> **Task instructions**
Look over the material below and count the lines that include "JSON". Give only the total.

> **The data**
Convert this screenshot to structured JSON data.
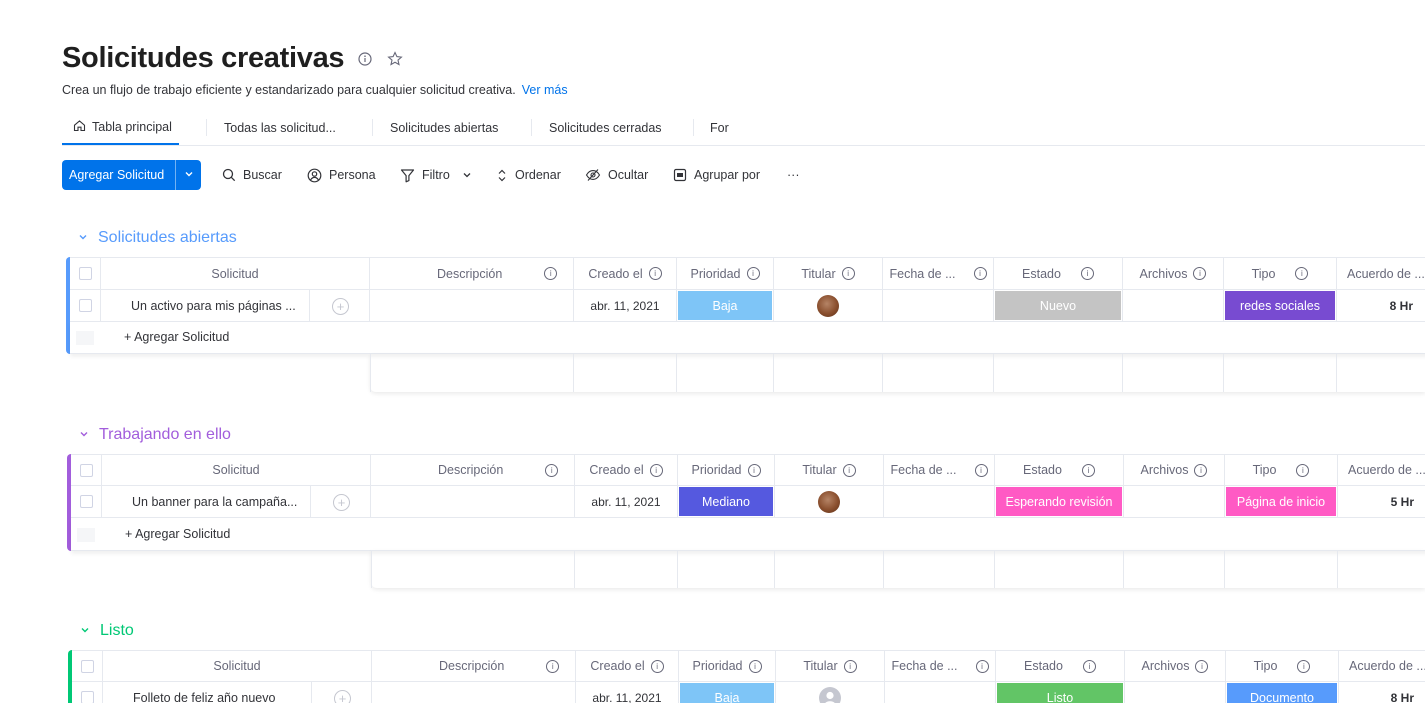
{
  "header": {
    "title": "Solicitudes creativas",
    "subtitle": "Crea un flujo de trabajo eficiente y estandarizado para cualquier solicitud creativa.",
    "more_link": "Ver más"
  },
  "tabs": [
    {
      "label": "Tabla principal",
      "icon": "home-icon",
      "active": true
    },
    {
      "label": "Todas las solicitud..."
    },
    {
      "label": "Solicitudes abiertas"
    },
    {
      "label": "Solicitudes cerradas"
    },
    {
      "label": "For"
    }
  ],
  "toolbar": {
    "add_label": "Agregar Solicitud",
    "search": "Buscar",
    "person": "Persona",
    "filter": "Filtro",
    "sort": "Ordenar",
    "hide": "Ocultar",
    "group_by": "Agrupar por",
    "more": "···"
  },
  "columns": {
    "solicitud": "Solicitud",
    "descripcion": "Descripción",
    "creado": "Creado el",
    "prioridad": "Prioridad",
    "titular": "Titular",
    "fecha": "Fecha de ...",
    "estado": "Estado",
    "archivos": "Archivos",
    "tipo": "Tipo",
    "acuerdo": "Acuerdo de ..."
  },
  "add_item_label": "+ Agregar Solicitud",
  "colors": {
    "accent": "#0073ea",
    "group_open": "#579bfc",
    "group_working": "#a25ddc",
    "group_done": "#00c875",
    "priority_low": "#7ec5f7",
    "priority_medium": "#5559df",
    "status_new": "#c4c4c4",
    "status_review": "#ff5ac4",
    "status_done": "#62c566",
    "type_social": "#784bd1",
    "type_home": "#ff5ac4",
    "type_doc": "#579bfc"
  },
  "groups": [
    {
      "title": "Solicitudes abiertas",
      "item": {
        "name": "Un activo para mis páginas ...",
        "created": "abr. 11, 2021",
        "priority": "Baja",
        "status": "Nuevo",
        "type": "redes sociales",
        "sla": "8 Hr"
      }
    },
    {
      "title": "Trabajando en ello",
      "item": {
        "name": "Un banner para la campaña...",
        "created": "abr. 11, 2021",
        "priority": "Mediano",
        "status": "Esperando revisión",
        "type": "Página de inicio",
        "sla": "5 Hr"
      }
    },
    {
      "title": "Listo",
      "item": {
        "name": "Folleto de feliz año nuevo",
        "created": "abr. 11, 2021",
        "priority": "Baja",
        "status": "Listo",
        "type": "Documento",
        "sla": "8 Hr"
      }
    }
  ]
}
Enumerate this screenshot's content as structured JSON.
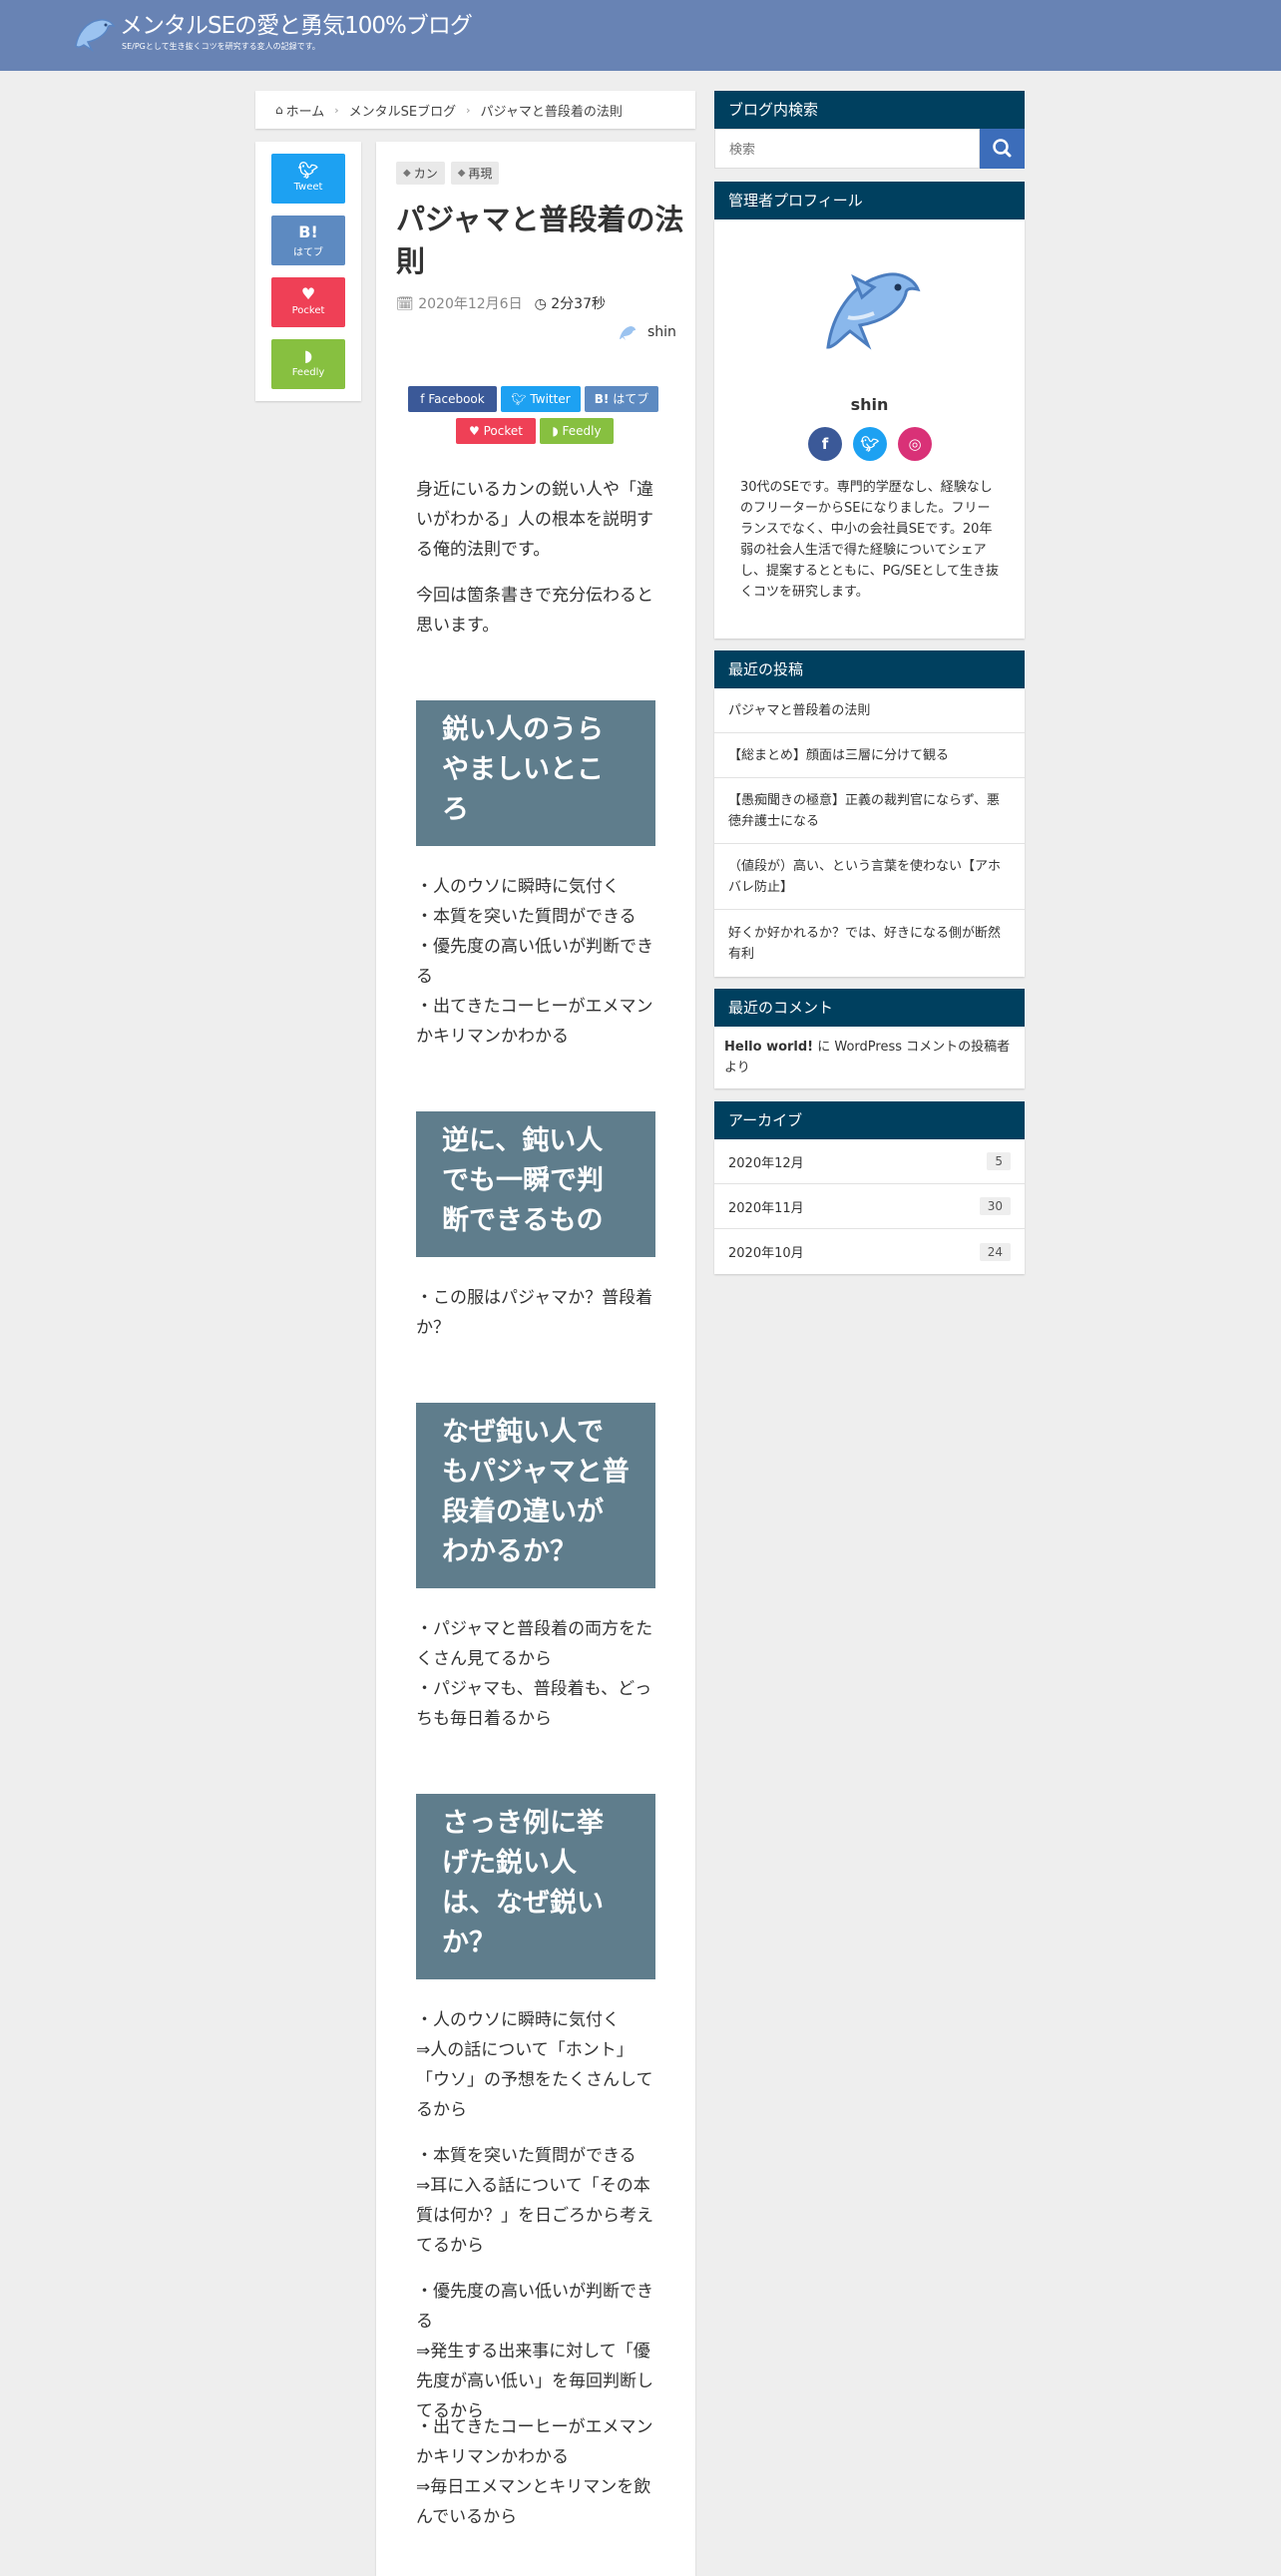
{
  "header": {
    "site_title": "メンタルSEの愛と勇気100%ブログ",
    "site_subtitle": "SE/PGとして生き抜くコツを研究する変人の記録です。"
  },
  "breadcrumb": {
    "home": "ホーム",
    "category": "メンタルSEブログ",
    "current": "パジャマと普段着の法則"
  },
  "share_sidebar": {
    "tweet": "Tweet",
    "hatena_icon": "B!",
    "hatena": "はてブ",
    "pocket": "Pocket",
    "feedly": "Feedly"
  },
  "article": {
    "tags": [
      "カン",
      "再現"
    ],
    "title": "パジャマと普段着の法則",
    "date": "2020年12月6日",
    "read_time": "2分37秒",
    "author": "shin",
    "share_buttons": {
      "facebook": "Facebook",
      "twitter": "Twitter",
      "hatena": "はてブ",
      "pocket": "Pocket",
      "feedly": "Feedly"
    },
    "intro1": "身近にいるカンの鋭い人や「違いがわかる」人の根本を説明する俺的法則です。",
    "intro2": "今回は箇条書きで充分伝わると思います。",
    "h2_1": "鋭い人のうらやましいところ",
    "list1": "・人のウソに瞬時に気付く\n・本質を突いた質問ができる\n・優先度の高い低いが判断できる\n・出てきたコーヒーがエメマンかキリマンかわかる",
    "h2_2": "逆に、鈍い人でも一瞬で判断できるもの",
    "list2": "・この服はパジャマか？普段着か？",
    "h2_3": "なぜ鈍い人でもパジャマと普段着の違いがわかるか？",
    "list3": "・パジャマと普段着の両方をたくさん見てるから\n・パジャマも、普段着も、どっちも毎日着るから",
    "h2_4": "さっき例に挙げた鋭い人は、なぜ鋭いか？",
    "para4a": "・人のウソに瞬時に気付く\n⇒人の話について「ホント」「ウソ」の予想をたくさんしてるから",
    "para4b": "・本質を突いた質問ができる\n⇒耳に入る話について「その本質は何か？」を日ごろから考えてるから",
    "para4c": "・優先度の高い低いが判断できる\n⇒発生する出来事に対して「優先度が高い低い」を毎回判断してるから",
    "para4d": "・出てきたコーヒーがエメマンかキリマンかわかる\n⇒毎日エメマンとキリマンを飲んでいるから"
  },
  "sidebar": {
    "search": {
      "title": "ブログ内検索",
      "placeholder": "検索"
    },
    "profile": {
      "title": "管理者プロフィール",
      "name": "shin",
      "text": "30代のSEです。専門的学歴なし、経験なしのフリーターからSEになりました。フリーランスでなく、中小の会社員SEです。20年弱の社会人生活で得た経験についてシェアし、提案するとともに、PG/SEとして生き抜くコツを研究します。"
    },
    "recent_posts": {
      "title": "最近の投稿",
      "items": [
        "パジャマと普段着の法則",
        "【総まとめ】顔面は三層に分けて観る",
        "【愚痴聞きの極意】正義の裁判官にならず、悪徳弁護士になる",
        "（値段が）高い、という言葉を使わない【アホバレ防止】",
        "好くか好かれるか？では、好きになる側が断然有利"
      ]
    },
    "recent_comments": {
      "title": "最近のコメント",
      "post": "Hello world!",
      "connector": " に ",
      "author": "WordPress コメントの投稿者",
      "suffix": " より"
    },
    "archives": {
      "title": "アーカイブ",
      "items": [
        {
          "month": "2020年12月",
          "count": "5"
        },
        {
          "month": "2020年11月",
          "count": "30"
        },
        {
          "month": "2020年10月",
          "count": "24"
        }
      ]
    }
  },
  "colors": {
    "header": "#6883b4",
    "widget_head": "#00405f",
    "h2_bg": "#5f7d8c",
    "twitter": "#1da1f2",
    "hatena": "#5d8ac1",
    "pocket": "#ef4056",
    "feedly": "#87c040",
    "facebook": "#3b5998",
    "instagram": "#d93177"
  },
  "icons": [
    "dolphin-logo",
    "home-icon",
    "tag-icon",
    "clock-icon",
    "search-icon",
    "twitter-icon",
    "facebook-icon",
    "instagram-icon",
    "pocket-icon",
    "feedly-icon"
  ]
}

> **Task solution**
2